April 24 (UPI) -- People with diabetes may soon have a new weapon as they battle to monitor their blood sugar -- their eyes.
An international team of researchers has found that a remotely operated, smart contact lens was able to effectively monitor blood sugar, or glucose levels, while also controlling drug delivery for the treatment of diabetic retinopathy, a common visual health condition associated with the disease.
The results of the tests, conducted with rabbits, were published Friday in the journal Science.
"A smart contact lens is especially promising for healthcare applications because it can be used as an excellent interface between the human body and an electronic device," co-author Dr. Sei Kwang Hahn, a visiting professor of chemical engineering at Stanford University, told UPI.
An estimated 100 million Americans are living with diabetes or pre-diabetes, according to the U.S. Centers for Disease Control and Prevention, and research suggests that as many as 30 percent of those with diabetes fail to adequately monitor and control blood sugar.
With further development and testing, the smart contact lens could prevent invasive blood tests for diabetes patients and potentially lead toward on-demand treatment of retinopathy and other eye diseases, Hahn said. Retinopathy leads to damaged blood vessels in the eye, and often causes vision loss.
Hahn and his colleagues argue that the corneal surface of the eye, where a contact lens rests, provides a unique and convenient window to monitor physiological changes throughout the body.
Their lens is about 10 times thicker than a conventional contact lens and includes a real-time electrochemical biosensor, an on-demand flexible drug delivery system, a wireless energy transfer system and a remote radio frequency communication system.
The researchers inserted the lens into the eyes of live, diabetic rabbits and injected two units of insulin 15 minutes later to lower the rabbits' blood glucose levels. Then they monitored the changes, repeating the test after the lenses were stored for 63 days to demonstrate their ability to remain stable over time.
Following that, the researchers used the lenses to remotely release genistein -- a drug used to treat diabetes -- into the rabbits' eyes and measured the concentration in the cornea after one hour. They found that the lens delivered the drug as effectively as an eye injection.
The researchers hope to begin testing a thinner version of the smart contact lens in humans no later than next year, and have an approved product commercially available by 2023. Their work has received funding from Samsung, among others.

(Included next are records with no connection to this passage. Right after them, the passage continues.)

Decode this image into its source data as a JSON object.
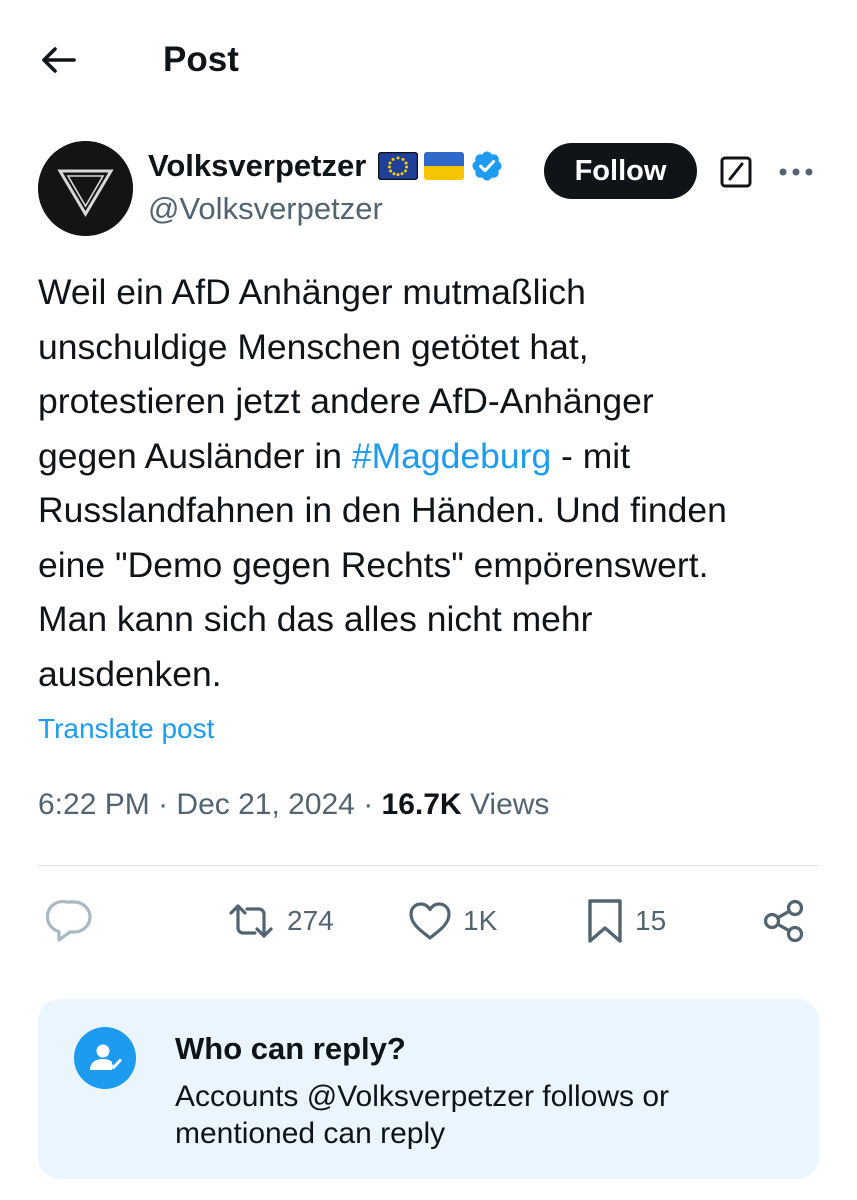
{
  "header": {
    "back_icon": "arrow-left-icon",
    "title": "Post"
  },
  "author": {
    "display_name": "Volksverpetzer",
    "handle": "@Volksverpetzer",
    "badges": [
      "eu-flag-icon",
      "ukraine-flag-icon",
      "verified-badge-icon"
    ],
    "follow_label": "Follow"
  },
  "post": {
    "text_before_hashtag": "Weil ein AfD Anhänger mutmaßlich\nunschuldige Menschen getötet hat,\nprotestieren jetzt andere AfD-Anhänger\ngegen Ausländer in ",
    "hashtag": "#Magdeburg",
    "text_after_hashtag": " - mit\nRusslandfahnen in den Händen. Und finden\neine \"Demo gegen Rechts\" empörenswert.\nMan kann sich das alles nicht mehr\nausdenken.",
    "translate_label": "Translate post"
  },
  "meta": {
    "time": "6:22 PM",
    "separator": " · ",
    "date": "Dec 21, 2024",
    "views_count": "16.7K",
    "views_label": "Views"
  },
  "actions": {
    "reply_count": "",
    "repost_count": "274",
    "like_count": "1K",
    "bookmark_count": "15"
  },
  "reply_restriction": {
    "title": "Who can reply?",
    "description": "Accounts @Volksverpetzer follows or mentioned can reply"
  },
  "colors": {
    "accent": "#1d9bf0",
    "text_primary": "#0f1419",
    "text_secondary": "#536471",
    "card_background": "#eaf5fd"
  }
}
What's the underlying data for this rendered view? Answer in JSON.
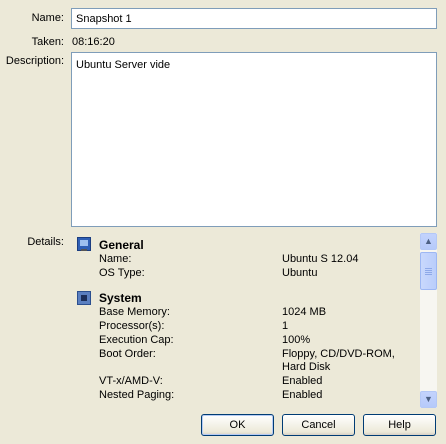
{
  "form": {
    "name_label": "Name:",
    "name_value": "Snapshot 1",
    "taken_label": "Taken:",
    "taken_value": "08:16:20",
    "description_label": "Description:",
    "description_value": "Ubuntu Server vide",
    "details_label": "Details:"
  },
  "details": {
    "general": {
      "title": "General",
      "icon": "monitor-icon",
      "rows": [
        {
          "key": "Name:",
          "value": "Ubuntu S 12.04"
        },
        {
          "key": "OS Type:",
          "value": "Ubuntu"
        }
      ]
    },
    "system": {
      "title": "System",
      "icon": "chip-icon",
      "rows": [
        {
          "key": "Base Memory:",
          "value": "1024 MB"
        },
        {
          "key": "Processor(s):",
          "value": "1"
        },
        {
          "key": "Execution Cap:",
          "value": "100%"
        },
        {
          "key": "Boot Order:",
          "value": "Floppy, CD/DVD-ROM,"
        },
        {
          "key": "",
          "value": "Hard Disk"
        },
        {
          "key": "VT-x/AMD-V:",
          "value": "Enabled"
        },
        {
          "key": "Nested Paging:",
          "value": "Enabled"
        }
      ]
    }
  },
  "buttons": {
    "ok": "OK",
    "cancel": "Cancel",
    "help": "Help"
  },
  "scrollbar": {
    "up_icon": "▲",
    "down_icon": "▼"
  },
  "colors": {
    "accent": "#003c74",
    "dialog_bg": "#ece9d8"
  }
}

"We are currently trying to reduce the thickness (of the lens) to enable people to wear comfortably all the time," Hahn said.